Julie Jodie became very attached to the German exchange student who stayed with her family, and during Marco’s year in her home, she watched him struggle with language and cultural differences. After Marco went back to Europe, Julie decided to help Lake Highlands residents, particularly parents of elementary students, improve their English through the Richardson Adult Literacy Center (RALC).
On Wednesday and Friday afternoons, you’ll find Julie teaching moms from Northlake and Lake Highlands Elementary at the Audelia Road Library. The women hail from Mexico, El Salvador and Honduras, primarily, but they have one thing in common – they want to learn English.
“I was attracted to the idea of teaching the class for two reasons,” says Julie. “I was looking for a way to volunteer where I could work directly with people and be able to establish a relationship, and, due to Marco’s struggles, I felt like I could relate well to the challenges of the students.”
Katie Patterson, Executive Director of RALC, says the parents in Julie’s classes – and classes all over RISD – want to learn or improve their English so they can gain better employment, help their children in school and become more involved community members.
“We currently work with parents at Wallace and Stults Road, in addition to community members through the Audelia Road Library – many of whom are Northlake parents. We expect to add Skyview and Forest Lane Academy in the spring. This fall we are teaching 16 classes through our “ESL for Parents” program and 16 classes through our “ESL for Adults” program. We use trained volunteers to teach our classes, and these programs include more than 60 volunteer ESL teachers.”
Katie wasted no time on her recruitment pitch.
“You don’t have to speak another language to teach English,” she shares, “and our training and curriculum guide native English speakers through how to teach English to speakers of other languages. Our students speak 25 different languages and come from more than 35 different countries around the world.”
ESL for Parents is offered during the school day and spans a 10-week semester, while ESL for Adults is offered both day and night and lasts 15 weeks each session. Locations vary.
“The women in my class are inspirational to me,” adds Julie. ”They are working hard to make a better life for themselves and their families. It is very difficult for them to improve, because they speak Spanish at home. They have all been in the U.S. for several years, but now that their children are school age and fluent in English, they want to be more active in their children’s schools and be able to relate to the teachers and other parents.”
If you didn’t know better, you might think Julie was speaking about her own children.
“I definitely think their confidence has improved. Right now the session is over, but we are continuing to meet on Wednesdays because they want to continue practicing until we start again in the spring. It takes a long time to master the language, but I think knowing that they can communicate with me has been positive. They also have found support in each other. They have started an online chat to practice with each other. I have really enjoyed getting to know the women and learning about their lives. I am also enjoying the challenge of learning a new skill.
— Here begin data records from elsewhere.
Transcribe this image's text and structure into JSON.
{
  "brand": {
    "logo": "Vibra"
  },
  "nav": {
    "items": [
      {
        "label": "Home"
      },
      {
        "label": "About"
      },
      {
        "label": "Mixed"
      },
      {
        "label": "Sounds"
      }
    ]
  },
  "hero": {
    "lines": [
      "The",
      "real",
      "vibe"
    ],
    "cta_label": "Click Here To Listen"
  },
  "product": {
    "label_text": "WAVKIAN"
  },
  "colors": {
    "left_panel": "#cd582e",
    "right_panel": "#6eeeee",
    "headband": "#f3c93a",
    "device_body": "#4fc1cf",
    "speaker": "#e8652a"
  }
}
The only teaching I had done before this was Sunday school and vacation bible school. It takes quite a bit of preparation for each lesson, but I have gotten faster each week. I tell them they are learning English, and I am learning to teach English.”
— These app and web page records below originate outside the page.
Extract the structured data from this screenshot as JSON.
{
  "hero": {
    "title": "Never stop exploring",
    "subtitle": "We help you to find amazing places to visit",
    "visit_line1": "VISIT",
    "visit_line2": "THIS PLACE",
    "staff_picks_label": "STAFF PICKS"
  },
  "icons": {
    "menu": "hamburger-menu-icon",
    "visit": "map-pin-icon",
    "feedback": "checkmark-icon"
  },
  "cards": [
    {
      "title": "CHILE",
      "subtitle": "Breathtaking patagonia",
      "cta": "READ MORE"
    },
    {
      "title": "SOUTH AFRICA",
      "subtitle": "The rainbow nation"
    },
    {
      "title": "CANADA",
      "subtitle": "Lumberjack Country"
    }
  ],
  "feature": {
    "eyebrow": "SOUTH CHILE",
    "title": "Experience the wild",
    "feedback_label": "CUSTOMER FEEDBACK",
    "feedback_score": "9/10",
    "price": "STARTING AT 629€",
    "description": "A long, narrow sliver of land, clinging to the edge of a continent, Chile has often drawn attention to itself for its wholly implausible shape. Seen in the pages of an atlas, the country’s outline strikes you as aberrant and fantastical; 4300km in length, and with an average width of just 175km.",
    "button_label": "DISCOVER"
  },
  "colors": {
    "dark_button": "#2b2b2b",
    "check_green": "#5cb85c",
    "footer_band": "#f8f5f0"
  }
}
If you think you might like to join Julie as an ESL teacher, you can find out more here. Volunteer translators are also needed to make check-in phone calls to students in their native language, and experienced teachers are needed as mentors. If you’d like to make a financial donation, that will be gratefully accepted here.